This week on "Off The Cuff," Justin is joined by NASFAA Senior Policy Analyst Jill Desjean and NASFAA U Instructor David Tolman, who give listeners an update on a number of regulatory issues. Jill and David provide insight on some questions from NASFAA members concerning the HEERF annual reporting form, regulatory assistance issues concerning institutions packaging students for 2022-23 award year, setting costs of attendance, and preparations for tuition and assistance for the upcoming academic year. Hugh then provides a quick recap on some of the biggest higher education news of the week, with highlights from the Department of Education’s ongoing negotiated rulemaking sessions, updates on issues concerning the student loan portfolio, higher education enrollment trends, and more.

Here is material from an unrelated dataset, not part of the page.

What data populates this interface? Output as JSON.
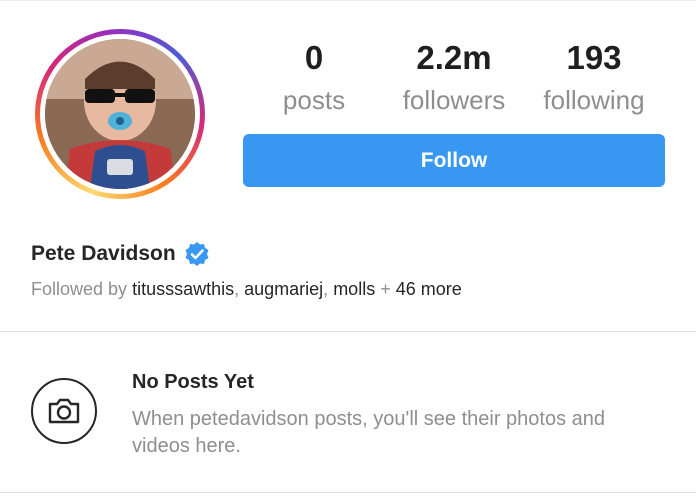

The White House in a joint announcement with the Department of Education (ED) is inviting applications for a $198 million grant program that is seeking to support higher education students’ basic needs. The program was made available as a part of the Supplemental Support under the American Rescue Plan (ARP), with the goal of supporting institutions of higher education with the greatest needs stemming from the pandemic.
The Consumer Financial Protection Bureau (CFPB) in a notice published on Thursday announced that it would begin examining the operations of colleges and universities that extend private loans directly to students. CFPB specifically highlighted that it will review particular institutional practices like placing enrollment restrictions, withholding transcripts, improperly accelerating payments, failing to issue refunds, and maintaining improper lending relationships.
Financial aid offices are facing staffing shortages across the country due to increased turnover caused at least in part by burnout amid the pandemic, an aging workforce, and several other factors leaving schools struggling to compete for skilled workers in a highly competitive job market. The Succession Planning pathway at NASFAA's 2022 Leadership & Legislative Conference & Expo next month in Washington, D.C. is designed to help your office prepare for the future. Sessions will focus on cultivating leadership, building mentorships, employee retention, and more. In light of the recent surge in omicron variant cases, we'd like to remind attendees that all conference registrants must be fully vaccinated against COVID-19. Learn more about the conference and the safety measures being taken, and register today to secure your seat.
Harrisburg Area Community College partnered with Blue Icon to ensure practices complied with financial aid rules. After reviewing documents, interviewing staff, and citing regulations, the consultant confirmed their understanding was correct. The school said, "Our consultant’s experience speaking with colleagues across campus will pay dividends moving forward to ensure compliance with all financial aid rules." Read more and contact Blue Icon to get your own peace of mind today.